Stored items
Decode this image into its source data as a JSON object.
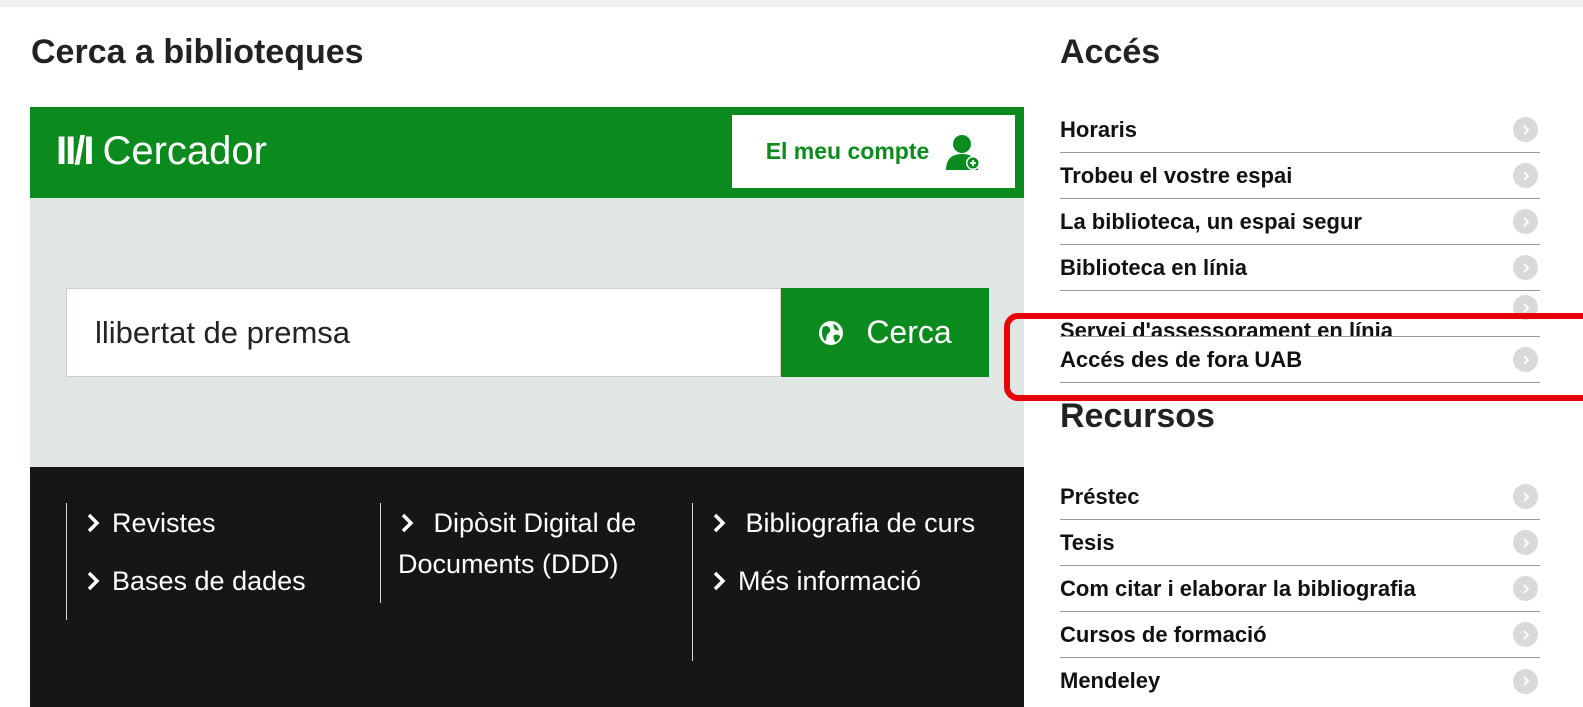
{
  "left": {
    "title": "Cerca a biblioteques",
    "brand_logo": "II/I",
    "brand_name": "Cercador",
    "account_label": "El meu compte",
    "search_value": "llibertat de premsa",
    "search_button": "Cerca",
    "links": {
      "col1": [
        "Revistes",
        "Bases de dades"
      ],
      "col2": [
        "Dipòsit Digital de Documents (DDD)"
      ],
      "col3": [
        "Bibliografia de curs",
        "Més informació"
      ]
    }
  },
  "acces": {
    "title": "Accés",
    "items": [
      "Horaris",
      "Trobeu el vostre espai",
      "La biblioteca, un espai segur",
      "Biblioteca en línia",
      "Servei d'assessorament en línia",
      "Accés des de fora UAB"
    ]
  },
  "recursos": {
    "title": "Recursos",
    "items": [
      "Préstec",
      "Tesis",
      "Com citar i elaborar la bibliografia",
      "Cursos de formació",
      "Mendeley"
    ]
  },
  "colors": {
    "brand_green": "#0b8a1e",
    "highlight_red": "#e8000b",
    "dark_footer": "#161616"
  },
  "icons": [
    "user-plus-icon",
    "globe-icon",
    "chevron-right-icon",
    "circle-arrow-icon"
  ]
}
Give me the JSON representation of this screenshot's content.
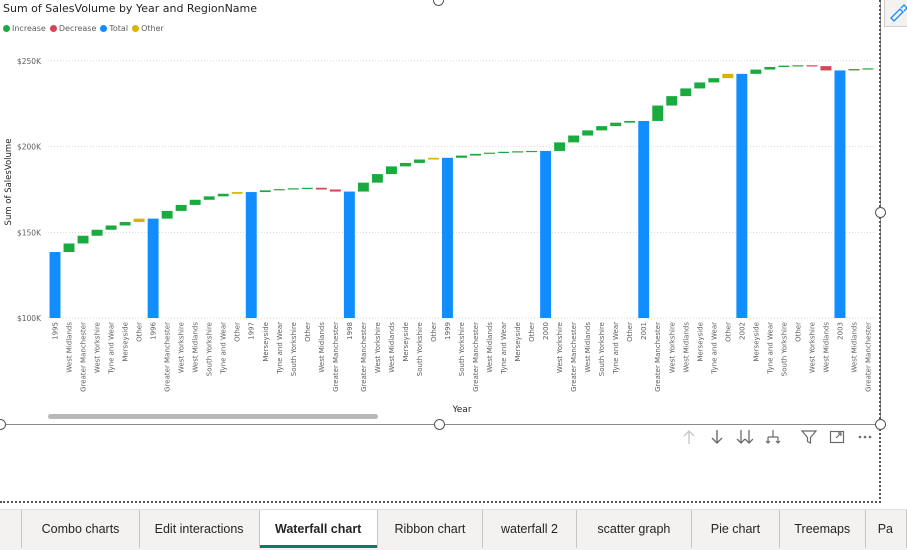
{
  "chart_title": "Sum of SalesVolume by Year and RegionName",
  "legend": [
    {
      "label": "Increase",
      "color": "#1aab40"
    },
    {
      "label": "Decrease",
      "color": "#d64554"
    },
    {
      "label": "Total",
      "color": "#118dff"
    },
    {
      "label": "Other",
      "color": "#d9b300"
    }
  ],
  "tabs": [
    "Combo charts",
    "Edit interactions",
    "Waterfall chart",
    "Ribbon chart",
    "waterfall 2",
    "scatter graph",
    "Pie chart",
    "Treemaps",
    "Pa"
  ],
  "active_tab": "Waterfall chart",
  "toolbar_icons": [
    "arrow-up-icon",
    "arrow-down-icon",
    "double-arrow-down-icon",
    "expand-hierarchy-icon",
    "filter-icon",
    "focus-mode-icon",
    "more-options-icon"
  ],
  "chart_data": {
    "type": "waterfall",
    "title": "Sum of SalesVolume by Year and RegionName",
    "xlabel": "Year",
    "ylabel": "Sum of SalesVolume",
    "ylim": [
      100000,
      250000
    ],
    "yticks": [
      100000,
      150000,
      200000,
      250000
    ],
    "ytick_labels": [
      "$100K",
      "$150K",
      "$200K",
      "$250K"
    ],
    "grid": true,
    "legend_position": "top-left",
    "colors": {
      "Increase": "#1aab40",
      "Decrease": "#d64554",
      "Total": "#118dff",
      "Other": "#d9b300"
    },
    "items": [
      {
        "label": "1995",
        "kind": "Total",
        "start": 100000,
        "end": 138500
      },
      {
        "label": "West Midlands",
        "kind": "Increase",
        "start": 138500,
        "end": 143500
      },
      {
        "label": "Greater Manchester",
        "kind": "Increase",
        "start": 143500,
        "end": 148000
      },
      {
        "label": "West Yorkshire",
        "kind": "Increase",
        "start": 148000,
        "end": 151500
      },
      {
        "label": "Tyne and Wear",
        "kind": "Increase",
        "start": 151500,
        "end": 154000
      },
      {
        "label": "Merseyside",
        "kind": "Increase",
        "start": 154000,
        "end": 156000
      },
      {
        "label": "Other",
        "kind": "Other",
        "start": 156000,
        "end": 158000
      },
      {
        "label": "1996",
        "kind": "Total",
        "start": 100000,
        "end": 158000
      },
      {
        "label": "Greater Manchester",
        "kind": "Increase",
        "start": 158000,
        "end": 162500
      },
      {
        "label": "West Yorkshire",
        "kind": "Increase",
        "start": 162500,
        "end": 166000
      },
      {
        "label": "West Midlands",
        "kind": "Increase",
        "start": 166000,
        "end": 169000
      },
      {
        "label": "South Yorkshire",
        "kind": "Increase",
        "start": 169000,
        "end": 171000
      },
      {
        "label": "Tyne and Wear",
        "kind": "Increase",
        "start": 171000,
        "end": 172500
      },
      {
        "label": "Other",
        "kind": "Other",
        "start": 172500,
        "end": 173500
      },
      {
        "label": "1997",
        "kind": "Total",
        "start": 100000,
        "end": 173500
      },
      {
        "label": "Merseyside",
        "kind": "Increase",
        "start": 173500,
        "end": 174500
      },
      {
        "label": "Tyne and Wear",
        "kind": "Increase",
        "start": 174500,
        "end": 175200
      },
      {
        "label": "South Yorkshire",
        "kind": "Increase",
        "start": 175200,
        "end": 175700
      },
      {
        "label": "Other",
        "kind": "Increase",
        "start": 175700,
        "end": 176000
      },
      {
        "label": "West Midlands",
        "kind": "Decrease",
        "start": 176000,
        "end": 175000
      },
      {
        "label": "Greater Manchester",
        "kind": "Decrease",
        "start": 175000,
        "end": 173800
      },
      {
        "label": "1998",
        "kind": "Total",
        "start": 100000,
        "end": 173800
      },
      {
        "label": "Greater Manchester",
        "kind": "Increase",
        "start": 173800,
        "end": 179000
      },
      {
        "label": "West Yorkshire",
        "kind": "Increase",
        "start": 179000,
        "end": 184000
      },
      {
        "label": "West Midlands",
        "kind": "Increase",
        "start": 184000,
        "end": 188500
      },
      {
        "label": "Merseyside",
        "kind": "Increase",
        "start": 188500,
        "end": 190500
      },
      {
        "label": "South Yorkshire",
        "kind": "Increase",
        "start": 190500,
        "end": 192500
      },
      {
        "label": "Other",
        "kind": "Other",
        "start": 192500,
        "end": 193500
      },
      {
        "label": "1999",
        "kind": "Total",
        "start": 100000,
        "end": 193500
      },
      {
        "label": "South Yorkshire",
        "kind": "Increase",
        "start": 193500,
        "end": 194800
      },
      {
        "label": "Greater Manchester",
        "kind": "Increase",
        "start": 194800,
        "end": 195800
      },
      {
        "label": "West Midlands",
        "kind": "Increase",
        "start": 195800,
        "end": 196500
      },
      {
        "label": "Tyne and Wear",
        "kind": "Increase",
        "start": 196500,
        "end": 197000
      },
      {
        "label": "Merseyside",
        "kind": "Increase",
        "start": 197000,
        "end": 197300
      },
      {
        "label": "Other",
        "kind": "Increase",
        "start": 197300,
        "end": 197500
      },
      {
        "label": "2000",
        "kind": "Total",
        "start": 100000,
        "end": 197500
      },
      {
        "label": "West Yorkshire",
        "kind": "Increase",
        "start": 197500,
        "end": 202500
      },
      {
        "label": "Greater Manchester",
        "kind": "Increase",
        "start": 202500,
        "end": 206500
      },
      {
        "label": "West Midlands",
        "kind": "Increase",
        "start": 206500,
        "end": 209500
      },
      {
        "label": "South Yorkshire",
        "kind": "Increase",
        "start": 209500,
        "end": 212000
      },
      {
        "label": "Tyne and Wear",
        "kind": "Increase",
        "start": 212000,
        "end": 214000
      },
      {
        "label": "Other",
        "kind": "Increase",
        "start": 214000,
        "end": 215000
      },
      {
        "label": "2001",
        "kind": "Total",
        "start": 100000,
        "end": 215000
      },
      {
        "label": "Greater Manchester",
        "kind": "Increase",
        "start": 215000,
        "end": 224000
      },
      {
        "label": "West Yorkshire",
        "kind": "Increase",
        "start": 224000,
        "end": 229500
      },
      {
        "label": "West Midlands",
        "kind": "Increase",
        "start": 229500,
        "end": 234000
      },
      {
        "label": "Merseyside",
        "kind": "Increase",
        "start": 234000,
        "end": 237500
      },
      {
        "label": "Tyne and Wear",
        "kind": "Increase",
        "start": 237500,
        "end": 240000
      },
      {
        "label": "Other",
        "kind": "Other",
        "start": 240000,
        "end": 242500
      },
      {
        "label": "2002",
        "kind": "Total",
        "start": 100000,
        "end": 242500
      },
      {
        "label": "Merseyside",
        "kind": "Increase",
        "start": 242500,
        "end": 245000
      },
      {
        "label": "Tyne and Wear",
        "kind": "Increase",
        "start": 245000,
        "end": 246500
      },
      {
        "label": "South Yorkshire",
        "kind": "Increase",
        "start": 246500,
        "end": 247300
      },
      {
        "label": "Other",
        "kind": "Increase",
        "start": 247300,
        "end": 247500
      },
      {
        "label": "West Yorkshire",
        "kind": "Decrease",
        "start": 247500,
        "end": 247000
      },
      {
        "label": "West Midlands",
        "kind": "Decrease",
        "start": 247000,
        "end": 244500
      },
      {
        "label": "2003",
        "kind": "Total",
        "start": 100000,
        "end": 244500
      },
      {
        "label": "West Midlands",
        "kind": "Increase",
        "start": 244500,
        "end": 245300
      },
      {
        "label": "Greater Manchester",
        "kind": "Increase",
        "start": 245300,
        "end": 245700
      }
    ]
  }
}
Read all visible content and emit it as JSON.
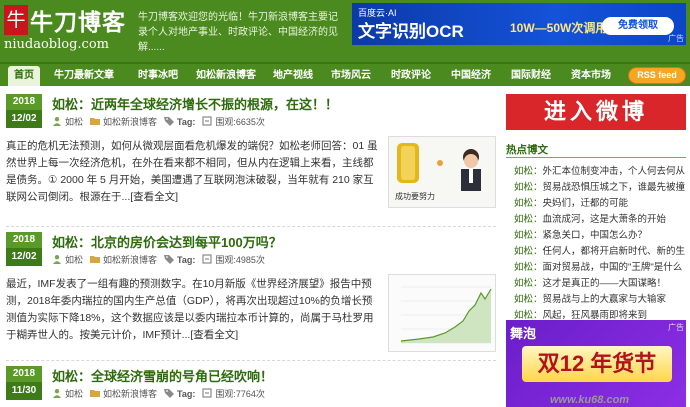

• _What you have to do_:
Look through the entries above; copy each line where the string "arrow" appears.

• _Expected answer_:
    "circle-arrow-icon"
    "arrow-up-icon",
    "arrow-down-icon",
    "double-arrow-down-icon",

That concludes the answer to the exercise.